━━━━━ Input data ━━━━━
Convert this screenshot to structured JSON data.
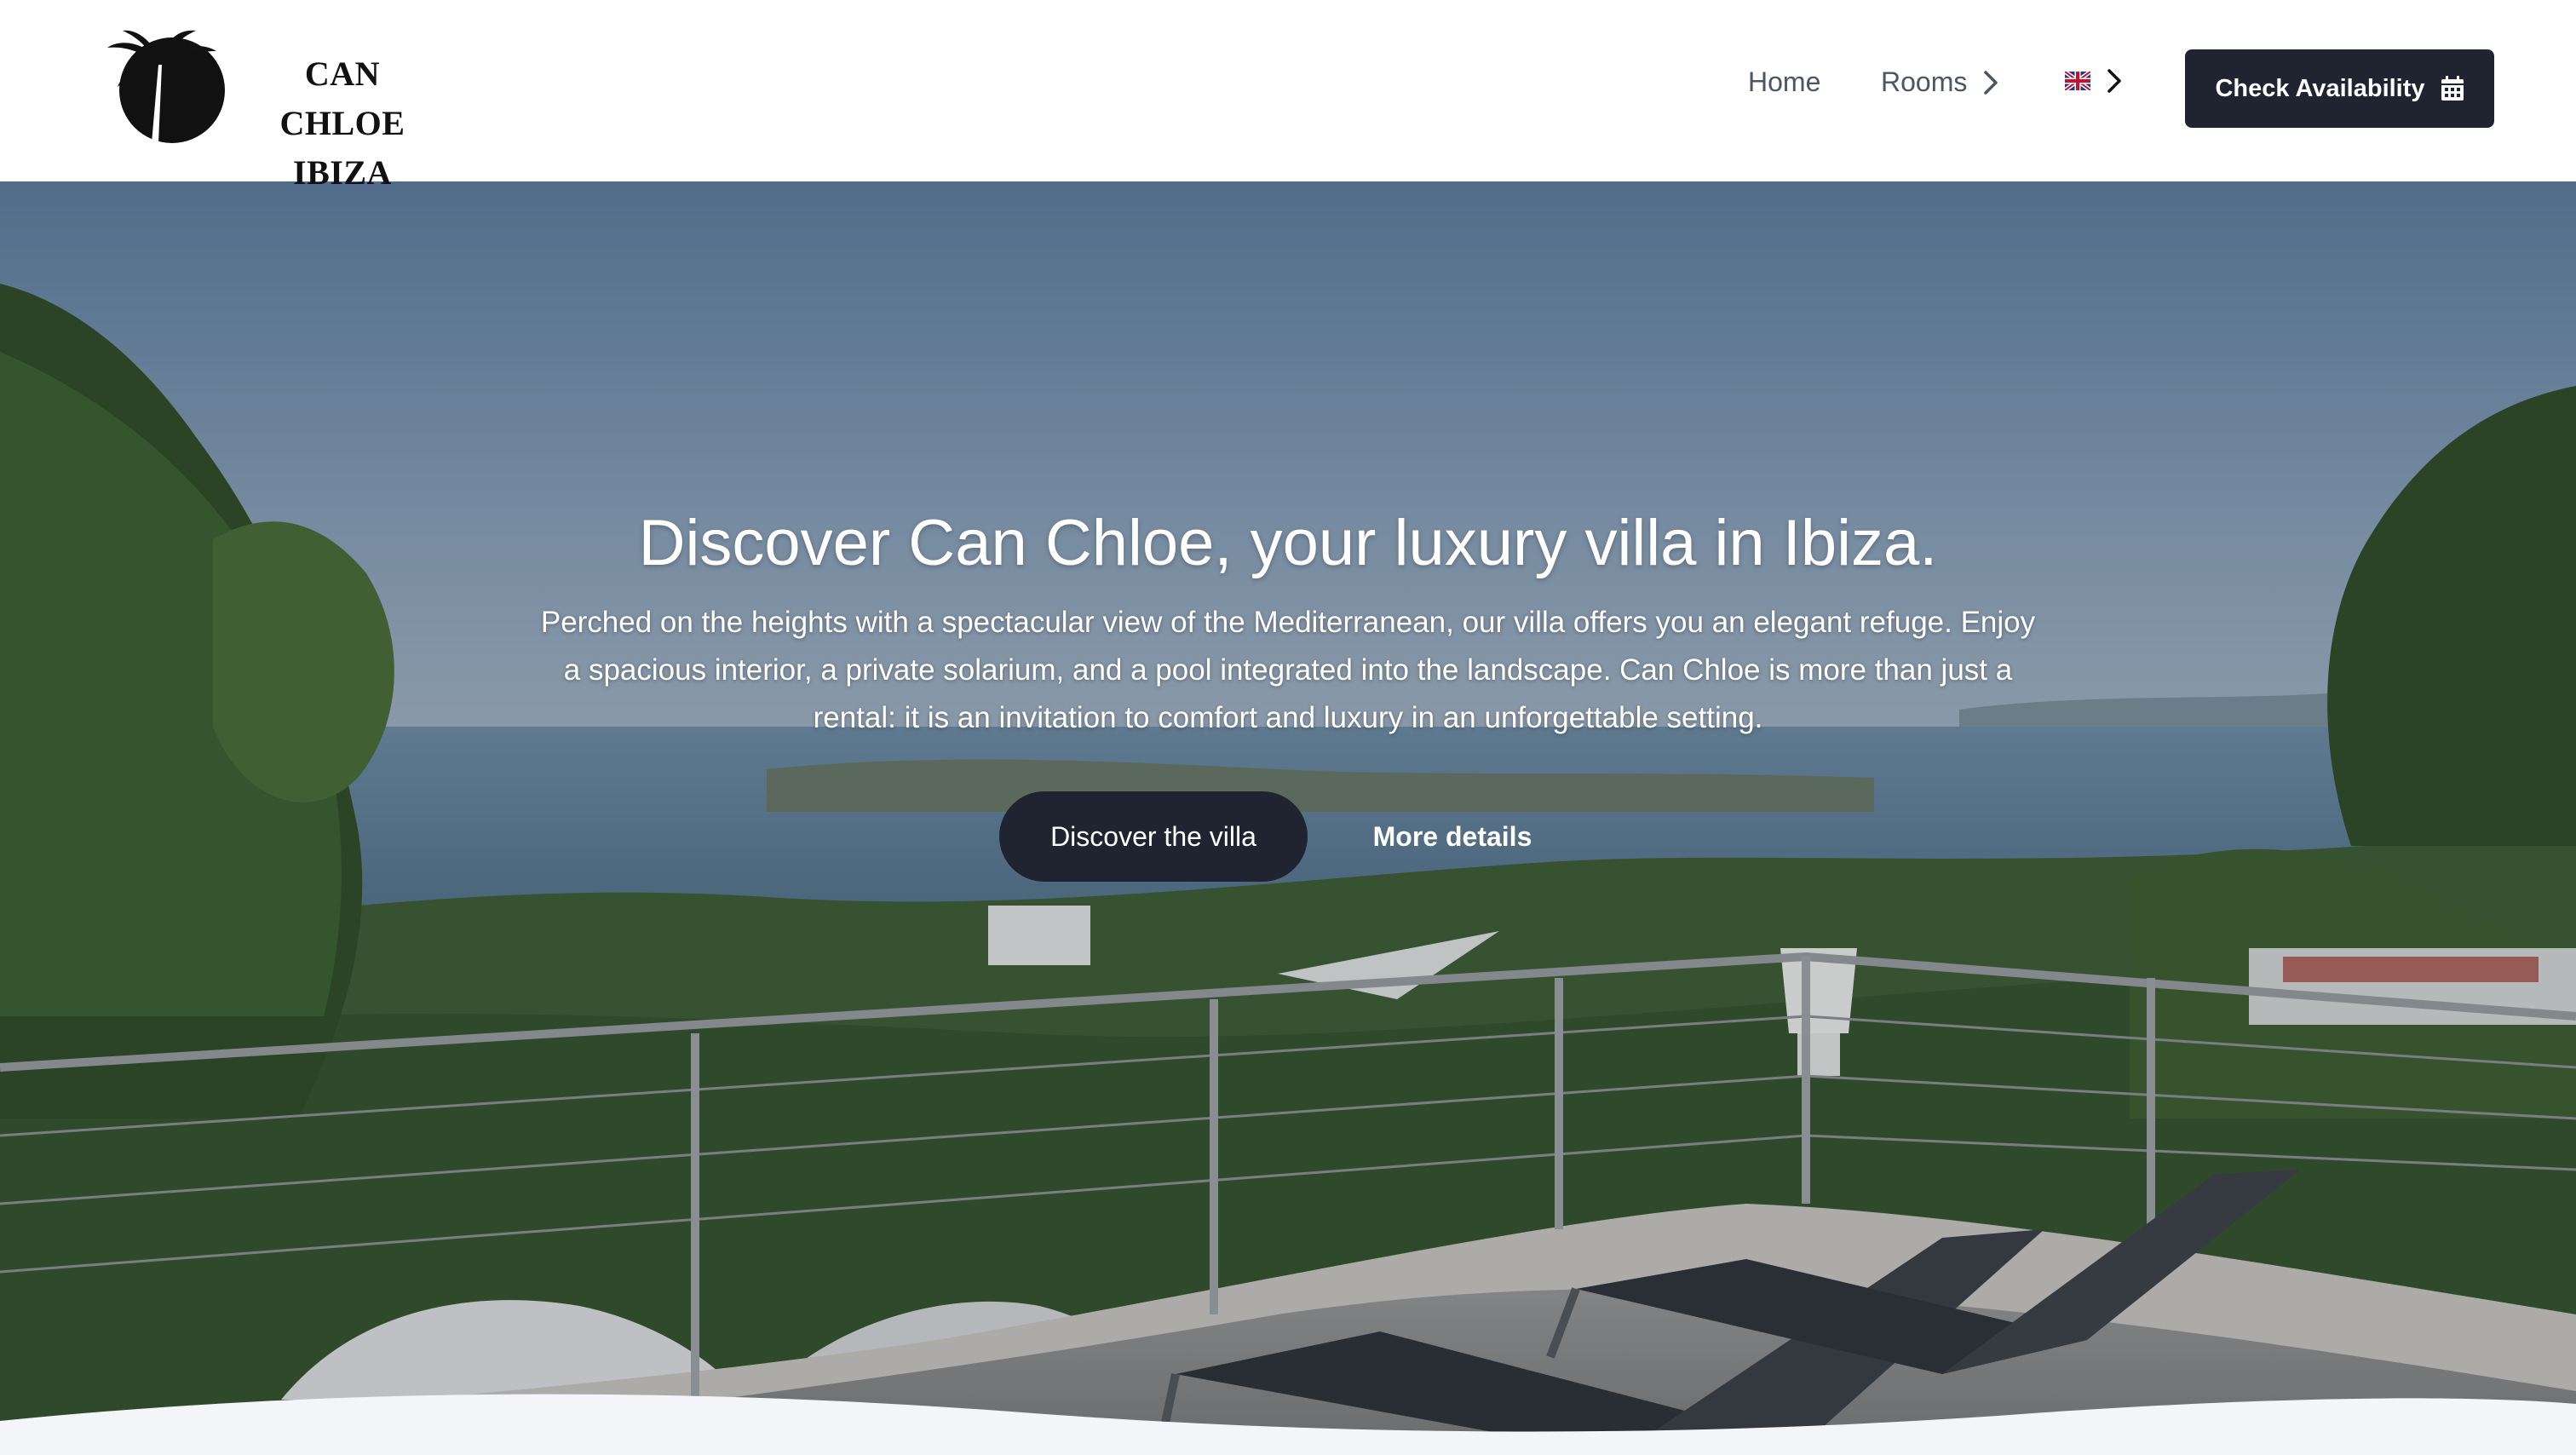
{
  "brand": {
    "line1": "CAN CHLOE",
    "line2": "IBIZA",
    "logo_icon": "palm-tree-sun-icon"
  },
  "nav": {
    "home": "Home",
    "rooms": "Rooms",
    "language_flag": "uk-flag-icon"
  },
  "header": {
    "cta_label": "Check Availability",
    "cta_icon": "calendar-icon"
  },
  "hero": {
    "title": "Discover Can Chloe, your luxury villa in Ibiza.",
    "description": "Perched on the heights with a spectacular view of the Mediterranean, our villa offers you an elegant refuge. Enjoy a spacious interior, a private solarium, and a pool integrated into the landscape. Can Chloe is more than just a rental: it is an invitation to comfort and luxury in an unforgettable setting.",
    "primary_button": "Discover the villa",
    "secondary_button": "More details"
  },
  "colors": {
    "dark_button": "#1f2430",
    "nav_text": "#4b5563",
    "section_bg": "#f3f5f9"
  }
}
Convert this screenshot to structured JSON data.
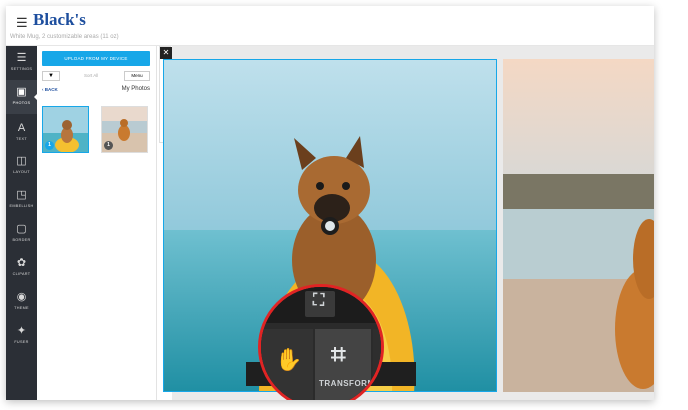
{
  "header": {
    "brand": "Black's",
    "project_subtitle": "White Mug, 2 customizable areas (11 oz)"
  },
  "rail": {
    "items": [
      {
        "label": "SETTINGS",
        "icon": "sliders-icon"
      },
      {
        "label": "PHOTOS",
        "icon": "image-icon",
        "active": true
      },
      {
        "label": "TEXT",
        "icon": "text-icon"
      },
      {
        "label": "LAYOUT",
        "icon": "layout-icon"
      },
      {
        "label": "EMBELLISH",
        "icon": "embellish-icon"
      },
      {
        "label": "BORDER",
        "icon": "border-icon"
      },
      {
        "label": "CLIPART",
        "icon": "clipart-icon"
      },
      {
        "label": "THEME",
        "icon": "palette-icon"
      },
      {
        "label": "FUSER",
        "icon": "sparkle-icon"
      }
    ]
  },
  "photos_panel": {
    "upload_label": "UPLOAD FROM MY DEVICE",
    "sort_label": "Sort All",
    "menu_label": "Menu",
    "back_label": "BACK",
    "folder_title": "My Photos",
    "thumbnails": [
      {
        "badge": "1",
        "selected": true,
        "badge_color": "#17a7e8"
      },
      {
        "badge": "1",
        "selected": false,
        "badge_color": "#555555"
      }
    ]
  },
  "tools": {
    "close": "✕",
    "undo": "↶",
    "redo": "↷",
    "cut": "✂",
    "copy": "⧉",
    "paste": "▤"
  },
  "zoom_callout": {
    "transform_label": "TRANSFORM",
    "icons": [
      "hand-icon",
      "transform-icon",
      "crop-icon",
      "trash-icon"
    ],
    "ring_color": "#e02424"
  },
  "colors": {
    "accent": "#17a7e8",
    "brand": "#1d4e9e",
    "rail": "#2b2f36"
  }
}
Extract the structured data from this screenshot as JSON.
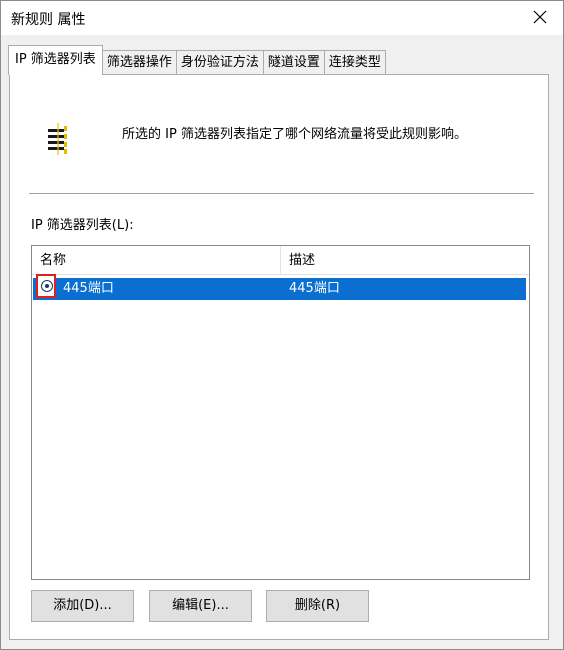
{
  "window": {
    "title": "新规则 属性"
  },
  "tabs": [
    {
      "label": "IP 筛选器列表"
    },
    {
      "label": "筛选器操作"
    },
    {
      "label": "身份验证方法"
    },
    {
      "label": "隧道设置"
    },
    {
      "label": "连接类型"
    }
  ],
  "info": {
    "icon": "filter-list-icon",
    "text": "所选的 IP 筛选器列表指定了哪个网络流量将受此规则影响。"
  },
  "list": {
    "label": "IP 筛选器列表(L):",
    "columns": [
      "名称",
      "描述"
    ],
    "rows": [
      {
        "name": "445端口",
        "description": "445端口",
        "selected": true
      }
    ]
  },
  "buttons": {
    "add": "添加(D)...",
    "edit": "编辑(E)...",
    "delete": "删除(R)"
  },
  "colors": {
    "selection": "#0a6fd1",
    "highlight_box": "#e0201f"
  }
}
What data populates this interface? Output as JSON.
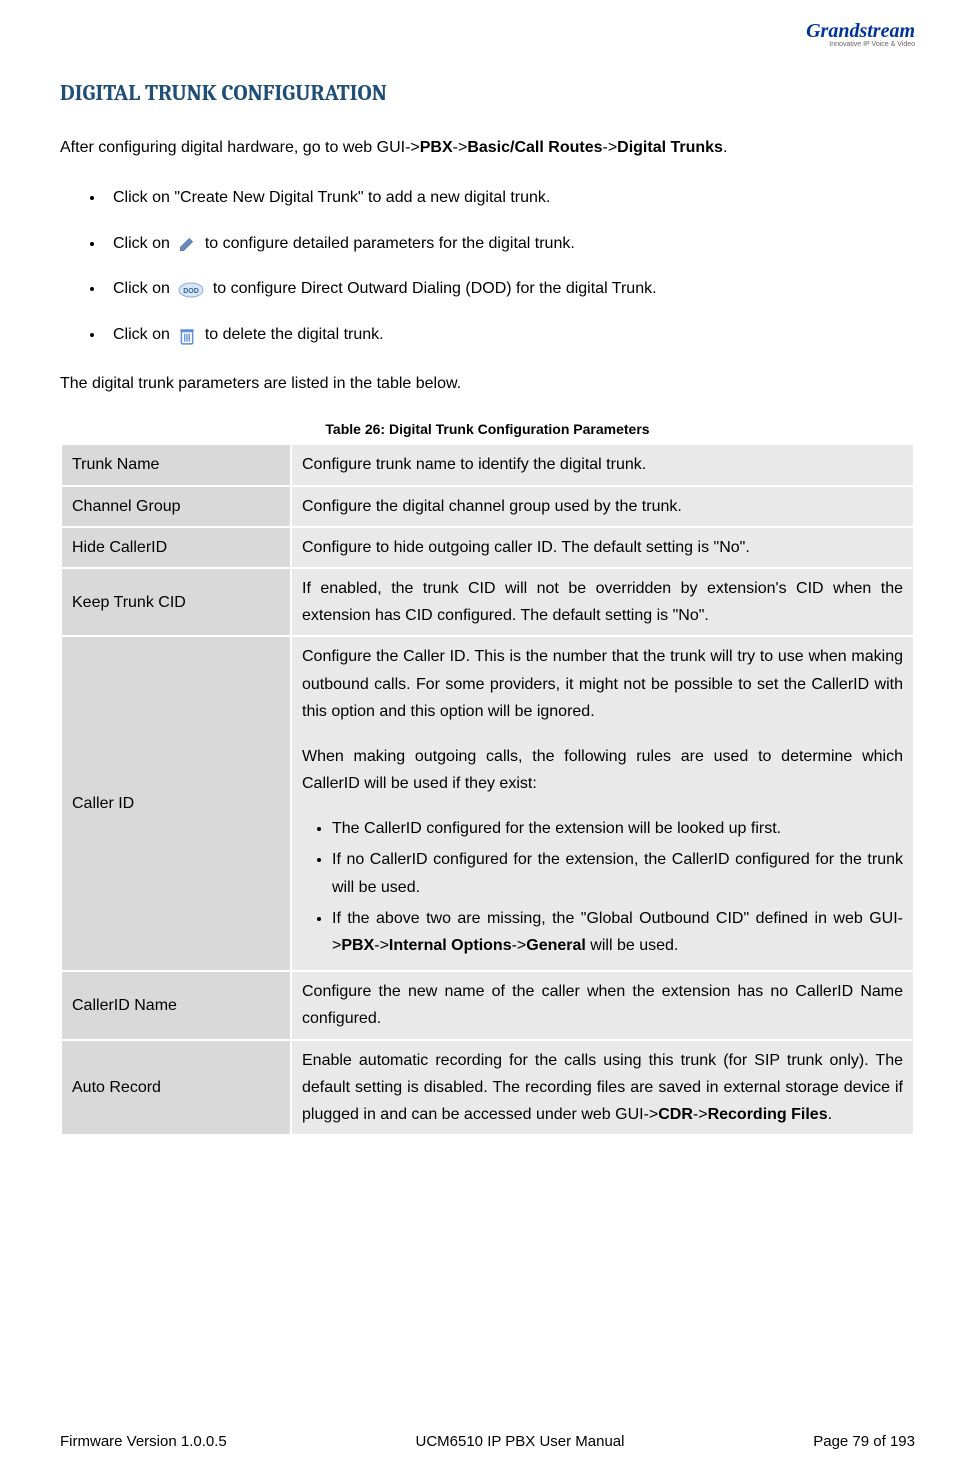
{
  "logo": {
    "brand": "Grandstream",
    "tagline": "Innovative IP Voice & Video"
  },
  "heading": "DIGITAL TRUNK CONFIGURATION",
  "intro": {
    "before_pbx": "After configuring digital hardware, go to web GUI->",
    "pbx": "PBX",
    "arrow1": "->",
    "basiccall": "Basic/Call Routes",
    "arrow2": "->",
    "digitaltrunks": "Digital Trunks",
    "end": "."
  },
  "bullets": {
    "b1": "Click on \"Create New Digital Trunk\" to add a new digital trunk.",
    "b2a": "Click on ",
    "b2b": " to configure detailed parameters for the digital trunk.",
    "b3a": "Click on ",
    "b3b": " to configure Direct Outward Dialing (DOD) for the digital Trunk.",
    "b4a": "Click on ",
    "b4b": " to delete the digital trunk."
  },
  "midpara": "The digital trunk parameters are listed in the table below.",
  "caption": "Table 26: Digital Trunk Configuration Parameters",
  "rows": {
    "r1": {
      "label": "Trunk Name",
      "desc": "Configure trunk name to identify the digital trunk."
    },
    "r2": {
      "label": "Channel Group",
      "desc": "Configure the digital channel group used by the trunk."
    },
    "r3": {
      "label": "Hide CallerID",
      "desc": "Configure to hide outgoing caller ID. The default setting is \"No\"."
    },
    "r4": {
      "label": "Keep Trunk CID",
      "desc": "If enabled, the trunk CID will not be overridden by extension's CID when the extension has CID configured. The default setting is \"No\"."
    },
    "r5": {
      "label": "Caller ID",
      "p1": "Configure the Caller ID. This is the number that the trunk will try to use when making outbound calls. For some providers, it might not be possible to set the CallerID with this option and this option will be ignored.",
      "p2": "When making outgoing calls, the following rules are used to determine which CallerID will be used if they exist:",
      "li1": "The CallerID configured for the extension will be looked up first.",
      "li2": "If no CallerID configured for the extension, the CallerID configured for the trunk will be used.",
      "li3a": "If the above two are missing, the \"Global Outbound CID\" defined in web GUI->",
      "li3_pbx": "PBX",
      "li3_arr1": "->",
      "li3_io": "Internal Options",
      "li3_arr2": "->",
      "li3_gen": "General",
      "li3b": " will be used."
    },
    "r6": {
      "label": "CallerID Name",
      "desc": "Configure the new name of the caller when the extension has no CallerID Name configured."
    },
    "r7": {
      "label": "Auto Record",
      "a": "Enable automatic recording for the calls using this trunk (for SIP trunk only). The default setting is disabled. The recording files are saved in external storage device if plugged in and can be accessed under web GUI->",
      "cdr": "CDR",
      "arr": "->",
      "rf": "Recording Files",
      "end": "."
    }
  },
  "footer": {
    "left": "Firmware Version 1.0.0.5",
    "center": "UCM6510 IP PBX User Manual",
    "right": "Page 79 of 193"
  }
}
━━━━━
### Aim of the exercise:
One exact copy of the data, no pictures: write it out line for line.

### Task output:
Convert this screenshot to structured JSON data.
{
  "brand": {
    "line1": "CAN CHLOE",
    "line2": "IBIZA",
    "logo_icon": "palm-tree-sun-icon"
  },
  "nav": {
    "home": "Home",
    "rooms": "Rooms",
    "language_flag": "uk-flag-icon"
  },
  "header": {
    "cta_label": "Check Availability",
    "cta_icon": "calendar-icon"
  },
  "hero": {
    "title": "Discover Can Chloe, your luxury villa in Ibiza.",
    "description": "Perched on the heights with a spectacular view of the Mediterranean, our villa offers you an elegant refuge. Enjoy a spacious interior, a private solarium, and a pool integrated into the landscape. Can Chloe is more than just a rental: it is an invitation to comfort and luxury in an unforgettable setting.",
    "primary_button": "Discover the villa",
    "secondary_button": "More details"
  },
  "colors": {
    "dark_button": "#1f2430",
    "nav_text": "#4b5563",
    "section_bg": "#f3f5f9"
  }
}
Convert this screenshot to structured JSON data.
{
  "header": {
    "brand": "Black's",
    "project_subtitle": "White Mug, 2 customizable areas (11 oz)"
  },
  "rail": {
    "items": [
      {
        "label": "SETTINGS",
        "icon": "sliders-icon"
      },
      {
        "label": "PHOTOS",
        "icon": "image-icon",
        "active": true
      },
      {
        "label": "TEXT",
        "icon": "text-icon"
      },
      {
        "label": "LAYOUT",
        "icon": "layout-icon"
      },
      {
        "label": "EMBELLISH",
        "icon": "embellish-icon"
      },
      {
        "label": "BORDER",
        "icon": "border-icon"
      },
      {
        "label": "CLIPART",
        "icon": "clipart-icon"
      },
      {
        "label": "THEME",
        "icon": "palette-icon"
      },
      {
        "label": "FUSER",
        "icon": "sparkle-icon"
      }
    ]
  },
  "photos_panel": {
    "upload_label": "UPLOAD FROM MY DEVICE",
    "sort_label": "Sort All",
    "menu_label": "Menu",
    "back_label": "BACK",
    "folder_title": "My Photos",
    "thumbnails": [
      {
        "badge": "1",
        "selected": true,
        "badge_color": "#17a7e8"
      },
      {
        "badge": "1",
        "selected": false,
        "badge_color": "#555555"
      }
    ]
  },
  "tools": {
    "close": "✕",
    "undo": "↶",
    "redo": "↷",
    "cut": "✂",
    "copy": "⧉",
    "paste": "▤"
  },
  "zoom_callout": {
    "transform_label": "TRANSFORM",
    "icons": [
      "hand-icon",
      "transform-icon",
      "crop-icon",
      "trash-icon"
    ],
    "ring_color": "#e02424"
  },
  "colors": {
    "accent": "#17a7e8",
    "brand": "#1d4e9e",
    "rail": "#2b2f36"
  }
}
Extract the structured data from this screenshot as JSON.
{
  "window": {
    "title": "新规则 属性"
  },
  "tabs": [
    {
      "label": "IP 筛选器列表"
    },
    {
      "label": "筛选器操作"
    },
    {
      "label": "身份验证方法"
    },
    {
      "label": "隧道设置"
    },
    {
      "label": "连接类型"
    }
  ],
  "info": {
    "icon": "filter-list-icon",
    "text": "所选的 IP 筛选器列表指定了哪个网络流量将受此规则影响。"
  },
  "list": {
    "label": "IP 筛选器列表(L):",
    "columns": [
      "名称",
      "描述"
    ],
    "rows": [
      {
        "name": "445端口",
        "description": "445端口",
        "selected": true
      }
    ]
  },
  "buttons": {
    "add": "添加(D)...",
    "edit": "编辑(E)...",
    "delete": "删除(R)"
  },
  "colors": {
    "selection": "#0a6fd1",
    "highlight_box": "#e0201f"
  }
}
What data populates this interface? Output as JSON.
{
  "logo": {
    "brand": "Grandstream",
    "tagline": "Innovative IP Voice & Video"
  },
  "heading": "DIGITAL TRUNK CONFIGURATION",
  "intro": {
    "before_pbx": "After configuring digital hardware, go to web GUI->",
    "pbx": "PBX",
    "arrow1": "->",
    "basiccall": "Basic/Call Routes",
    "arrow2": "->",
    "digitaltrunks": "Digital Trunks",
    "end": "."
  },
  "bullets": {
    "b1": "Click on \"Create New Digital Trunk\" to add a new digital trunk.",
    "b2a": "Click on ",
    "b2b": " to configure detailed parameters for the digital trunk.",
    "b3a": "Click on ",
    "b3b": " to configure Direct Outward Dialing (DOD) for the digital Trunk.",
    "b4a": "Click on ",
    "b4b": " to delete the digital trunk."
  },
  "midpara": "The digital trunk parameters are listed in the table below.",
  "caption": "Table 26: Digital Trunk Configuration Parameters",
  "rows": {
    "r1": {
      "label": "Trunk Name",
      "desc": "Configure trunk name to identify the digital trunk."
    },
    "r2": {
      "label": "Channel Group",
      "desc": "Configure the digital channel group used by the trunk."
    },
    "r3": {
      "label": "Hide CallerID",
      "desc": "Configure to hide outgoing caller ID. The default setting is \"No\"."
    },
    "r4": {
      "label": "Keep Trunk CID",
      "desc": "If enabled, the trunk CID will not be overridden by extension's CID when the extension has CID configured. The default setting is \"No\"."
    },
    "r5": {
      "label": "Caller ID",
      "p1": "Configure the Caller ID. This is the number that the trunk will try to use when making outbound calls. For some providers, it might not be possible to set the CallerID with this option and this option will be ignored.",
      "p2": "When making outgoing calls, the following rules are used to determine which CallerID will be used if they exist:",
      "li1": "The CallerID configured for the extension will be looked up first.",
      "li2": "If no CallerID configured for the extension, the CallerID configured for the trunk will be used.",
      "li3a": "If the above two are missing, the \"Global Outbound CID\" defined in web GUI->",
      "li3_pbx": "PBX",
      "li3_arr1": "->",
      "li3_io": "Internal Options",
      "li3_arr2": "->",
      "li3_gen": "General",
      "li3b": " will be used."
    },
    "r6": {
      "label": "CallerID Name",
      "desc": "Configure the new name of the caller when the extension has no CallerID Name configured."
    },
    "r7": {
      "label": "Auto Record",
      "a": "Enable automatic recording for the calls using this trunk (for SIP trunk only). The default setting is disabled. The recording files are saved in external storage device if plugged in and can be accessed under web GUI->",
      "cdr": "CDR",
      "arr": "->",
      "rf": "Recording Files",
      "end": "."
    }
  },
  "footer": {
    "left": "Firmware Version 1.0.0.5",
    "center": "UCM6510 IP PBX User Manual",
    "right": "Page 79 of 193"
  }
}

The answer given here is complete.